## WORK ITEM
The result should be every line of the listing that contains "name".

## EXTRACTED DATA
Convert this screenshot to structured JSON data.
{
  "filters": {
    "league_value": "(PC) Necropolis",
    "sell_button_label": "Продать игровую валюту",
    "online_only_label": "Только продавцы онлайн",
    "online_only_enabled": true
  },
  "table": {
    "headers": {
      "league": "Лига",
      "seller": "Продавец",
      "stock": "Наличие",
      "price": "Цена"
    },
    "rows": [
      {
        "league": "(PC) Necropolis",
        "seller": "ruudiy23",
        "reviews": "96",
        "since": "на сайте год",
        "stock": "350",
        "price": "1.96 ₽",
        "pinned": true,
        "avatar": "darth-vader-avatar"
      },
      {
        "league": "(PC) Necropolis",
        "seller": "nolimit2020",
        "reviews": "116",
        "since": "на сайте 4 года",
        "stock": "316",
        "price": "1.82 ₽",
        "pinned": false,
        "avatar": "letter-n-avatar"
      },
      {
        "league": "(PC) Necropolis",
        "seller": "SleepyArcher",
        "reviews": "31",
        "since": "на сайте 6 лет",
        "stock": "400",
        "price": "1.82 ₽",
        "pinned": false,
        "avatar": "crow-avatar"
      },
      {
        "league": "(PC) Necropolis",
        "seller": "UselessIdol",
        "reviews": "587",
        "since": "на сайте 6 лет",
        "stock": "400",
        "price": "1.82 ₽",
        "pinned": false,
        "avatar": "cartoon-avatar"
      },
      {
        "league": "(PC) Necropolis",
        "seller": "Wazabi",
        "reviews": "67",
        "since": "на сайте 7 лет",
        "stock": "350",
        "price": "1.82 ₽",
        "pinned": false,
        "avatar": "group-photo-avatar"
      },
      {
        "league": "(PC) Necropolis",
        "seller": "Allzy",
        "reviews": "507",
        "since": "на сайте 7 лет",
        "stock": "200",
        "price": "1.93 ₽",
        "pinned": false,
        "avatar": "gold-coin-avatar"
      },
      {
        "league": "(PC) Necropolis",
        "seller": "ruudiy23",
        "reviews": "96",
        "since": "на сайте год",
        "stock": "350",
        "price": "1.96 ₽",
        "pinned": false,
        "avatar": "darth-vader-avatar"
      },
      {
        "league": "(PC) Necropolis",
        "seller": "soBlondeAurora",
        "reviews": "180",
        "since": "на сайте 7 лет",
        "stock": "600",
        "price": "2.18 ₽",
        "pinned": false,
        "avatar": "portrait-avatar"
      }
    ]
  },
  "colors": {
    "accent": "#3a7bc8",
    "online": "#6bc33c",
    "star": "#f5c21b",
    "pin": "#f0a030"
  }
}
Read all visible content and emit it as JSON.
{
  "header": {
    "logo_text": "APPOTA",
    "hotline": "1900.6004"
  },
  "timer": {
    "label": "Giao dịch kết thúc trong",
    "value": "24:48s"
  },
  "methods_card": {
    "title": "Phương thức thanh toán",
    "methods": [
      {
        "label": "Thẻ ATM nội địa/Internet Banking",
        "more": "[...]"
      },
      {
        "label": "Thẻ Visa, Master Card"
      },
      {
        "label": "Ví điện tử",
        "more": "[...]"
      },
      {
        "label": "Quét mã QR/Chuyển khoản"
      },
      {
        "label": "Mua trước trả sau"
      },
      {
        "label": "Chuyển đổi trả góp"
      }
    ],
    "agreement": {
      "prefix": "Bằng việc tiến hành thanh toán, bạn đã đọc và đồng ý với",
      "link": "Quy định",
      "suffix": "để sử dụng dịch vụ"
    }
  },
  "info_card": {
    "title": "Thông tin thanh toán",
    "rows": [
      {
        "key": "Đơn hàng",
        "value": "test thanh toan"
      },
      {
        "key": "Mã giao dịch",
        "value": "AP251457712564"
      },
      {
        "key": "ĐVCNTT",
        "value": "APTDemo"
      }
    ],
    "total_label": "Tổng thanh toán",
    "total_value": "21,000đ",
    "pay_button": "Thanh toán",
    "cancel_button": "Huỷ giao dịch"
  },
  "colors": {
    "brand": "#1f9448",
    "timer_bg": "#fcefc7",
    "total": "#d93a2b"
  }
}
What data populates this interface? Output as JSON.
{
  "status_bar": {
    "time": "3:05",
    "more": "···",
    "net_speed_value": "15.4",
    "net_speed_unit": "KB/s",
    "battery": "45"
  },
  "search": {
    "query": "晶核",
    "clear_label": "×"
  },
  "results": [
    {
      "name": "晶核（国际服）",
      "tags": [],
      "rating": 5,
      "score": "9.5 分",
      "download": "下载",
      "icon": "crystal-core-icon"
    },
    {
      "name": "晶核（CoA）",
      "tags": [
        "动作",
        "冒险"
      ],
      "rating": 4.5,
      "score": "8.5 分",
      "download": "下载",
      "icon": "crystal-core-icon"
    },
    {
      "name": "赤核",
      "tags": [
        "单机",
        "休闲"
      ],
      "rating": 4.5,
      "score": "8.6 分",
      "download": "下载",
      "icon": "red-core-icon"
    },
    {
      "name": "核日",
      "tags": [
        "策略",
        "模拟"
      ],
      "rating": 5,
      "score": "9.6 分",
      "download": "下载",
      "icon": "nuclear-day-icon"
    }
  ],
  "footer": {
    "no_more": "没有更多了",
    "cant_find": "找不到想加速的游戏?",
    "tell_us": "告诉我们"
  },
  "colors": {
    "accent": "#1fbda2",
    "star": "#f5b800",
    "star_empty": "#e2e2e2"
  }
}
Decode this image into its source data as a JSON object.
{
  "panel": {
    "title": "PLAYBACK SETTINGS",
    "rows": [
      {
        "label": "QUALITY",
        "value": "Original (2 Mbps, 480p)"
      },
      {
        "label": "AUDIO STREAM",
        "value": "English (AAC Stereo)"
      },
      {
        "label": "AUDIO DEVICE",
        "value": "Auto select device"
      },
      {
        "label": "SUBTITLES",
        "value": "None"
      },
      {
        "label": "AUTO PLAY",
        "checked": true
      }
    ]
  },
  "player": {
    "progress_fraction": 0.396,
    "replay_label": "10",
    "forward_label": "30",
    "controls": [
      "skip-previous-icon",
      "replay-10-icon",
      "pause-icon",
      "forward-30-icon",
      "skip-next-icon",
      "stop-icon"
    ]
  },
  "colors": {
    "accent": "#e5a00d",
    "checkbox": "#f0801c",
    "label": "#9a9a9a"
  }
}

## OUTPUT FOR THIS TASK
      "name": "晶核（国际服）",
      "name": "晶核（CoA）",
      "name": "赤核",
      "name": "核日",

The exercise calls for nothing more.